Some ideas in fiction feel like no-brainers: alternate perspectives on classics (Wicked), skewing romanticised views of history (Flashman) and what happens to divine beings after their civilizations fall (American Gods). Another of these is pairing up two icons of the Victorian era: #Sherlock Holmes and Jack the Ripper. Literature's greatest detective on the trail of one of history's greatest and most enigmatic serial killers just feels like a natural feet for a page turner, and there have been no shortage of takes, spanning novels, films and video games.

Journalist and television scribe Edward B. Hanna delved into the infamous Whitechapel murders back in 1993, reprinted by Titan for their Holmes range, for a mystery that weaves fact and fiction as he tries to unmask Jack's identity, and finds several answers that he and Watson may not like...

While professional, 'Whitechapel' never quite hits the mark

Off the bat, it's lacking the regular Conan Doyle flavour as the book is not told from Watson's perspective, but rather in the third person, derived from Watson's notes. Not necessarily a bad thing, as Hanna does provide an explanation in a prologue that establishes why this is an off the record case, but the first person element gave the Doyle stories a greater immediacy, allowing you to really feel like you could be there, as well give Watson greater character. Without it, the story just feels off, and the prologue itself doesn't have much to resolution once everything is said and done.

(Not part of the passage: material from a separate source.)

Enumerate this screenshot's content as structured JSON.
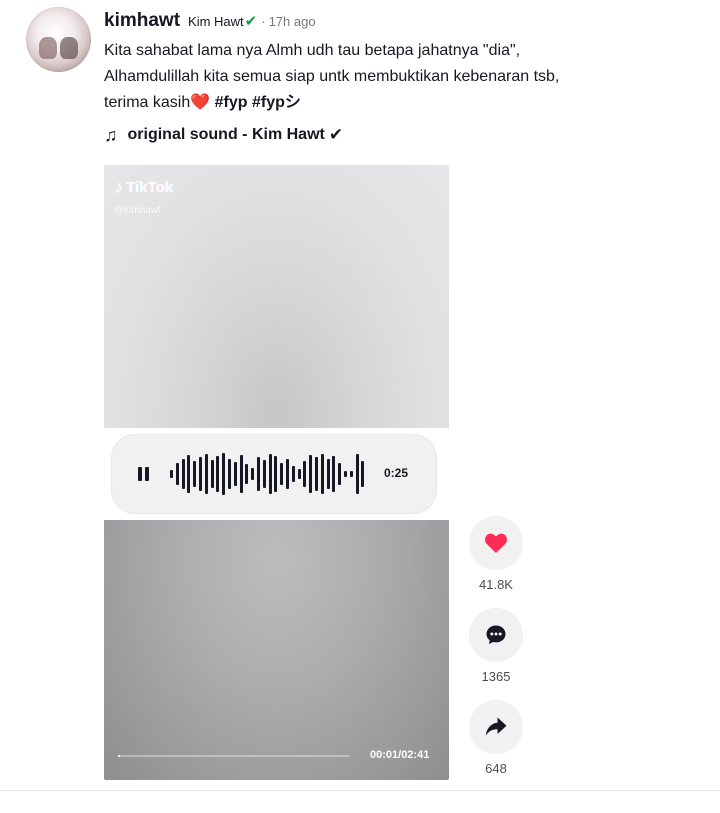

Hanna tries to compensate with an incredible amount of historical detail and references concerning London of that era, and succeeds at putting you in the midst of a terrified city. It's easily the book's strongest point, as are the atmospheric sequences where Holmes marauds through Whitechapel in the darkness and the fog, hunting for Jack. Hanna's experience as a writer shines here as he has quite a visual eye, alternating between eerily Gothic and queasily detailed on the crimes and the surrounding poverty.

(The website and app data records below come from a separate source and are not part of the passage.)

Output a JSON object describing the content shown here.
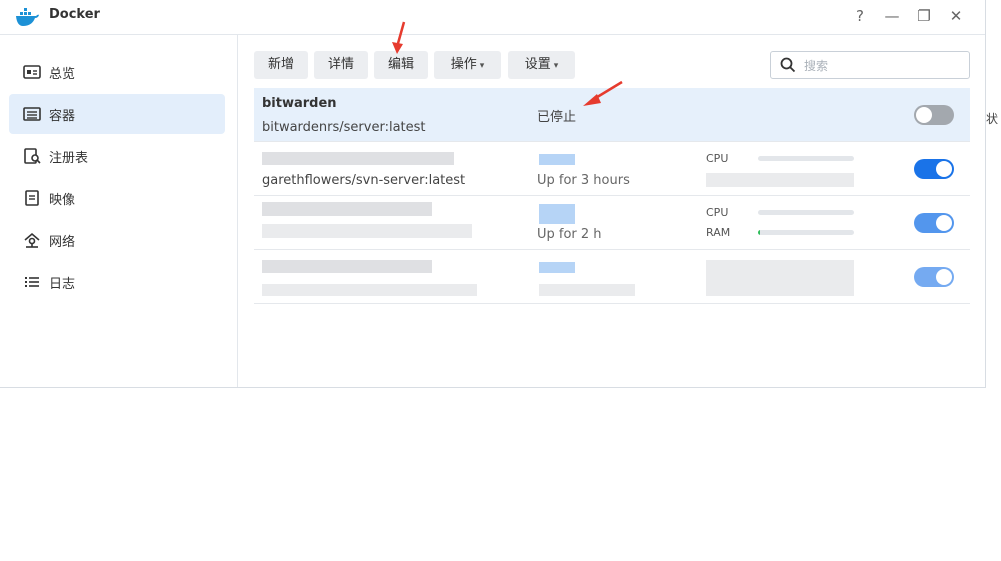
{
  "window": {
    "title": "Docker",
    "buttons": {
      "help": "?",
      "minimize": "—",
      "maximize": "❐",
      "close": "✕"
    }
  },
  "sidebar": {
    "items": [
      {
        "label": "总览",
        "icon": "overview-icon"
      },
      {
        "label": "容器",
        "icon": "container-icon"
      },
      {
        "label": "注册表",
        "icon": "registry-icon"
      },
      {
        "label": "映像",
        "icon": "image-icon"
      },
      {
        "label": "网络",
        "icon": "network-icon"
      },
      {
        "label": "日志",
        "icon": "log-icon"
      }
    ],
    "active_index": 1
  },
  "toolbar": {
    "new": "新增",
    "details": "详情",
    "edit": "编辑",
    "action": "操作",
    "settings": "设置",
    "search_placeholder": "搜索"
  },
  "containers": [
    {
      "name": "bitwarden",
      "image": "bitwardenrs/server:latest",
      "status": "已停止",
      "running": false
    },
    {
      "name": "",
      "image": "garethflowers/svn-server:latest",
      "status": "",
      "uptime": "Up for 3 hours",
      "running": true,
      "metric_labels": [
        "CPU"
      ]
    },
    {
      "name": "",
      "image": "",
      "status": "",
      "uptime": "Up for 2 h",
      "running": true,
      "metric_labels": [
        "CPU",
        "RAM"
      ]
    },
    {
      "name": "",
      "image": "",
      "status": "",
      "uptime": "",
      "running": true,
      "metric_labels": []
    }
  ],
  "edge_text": "状",
  "colors": {
    "accent": "#1a73e8",
    "selected_row": "#e6f0fb",
    "annotation": "#e63b2e"
  }
}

More cons than pros in this case

At 480 pages, 'Whitechapel' is too long, and not dramatic enough to warrant the length. Those hoping for a intense game of wits between Holmes and the Ripper will be quite let down, as the book not only barely uses the Ripper as a character in their own right, but the story takes one of the most overused theories when it comes to the Ripper's identity, meaning that after the first 100 pages, you can guess where it's heading (well, most of it). In addition, Hanna gives himself more work by also tying it into the event of 'Baskervilles', which detracts from the immediate story and doesn't feel like it gels with any thematic ideas concerning how Jack changed Victorian society. It's just purely continuity fanservice.

Furthermore, and I won't spoil it, but the book's ending tries to completely wrongfoot the audience, after having gone down the obvious route. The contrivances here not only makes Holmes feel less intelligent, but it leaves one without a sense of catharsis. If this was an attempt at apologizing for the choice of your Ripper theory, or trying to be poignant, it backfired. There are other small issues, like the constant separation of Holmes and Watson, or the obnoxious Cockney dialogue, but these are more elements you become used to as you read.

So, where does this leave Hanna's book?

Hanna's descriptive talent, a solid opening (past the somewhat pointless prologue) and some great eerie ambiance that earns its Gothic stripes in the tradition of Hammer are quite admirable, and in a shorter story, would be enough to gloss over the faults. However, as a longer Holmes mystery, it falls short, with some poor structure and a baffling conclusion that tries to be, ironically, the 'Jack' of all these Ripper tales. I only recommend 'The Whitechapel Horrors' for diehard fans who want to round out their literary collections, but there are other, leaner ways to get your fill of Sherlock vs Jack. #Books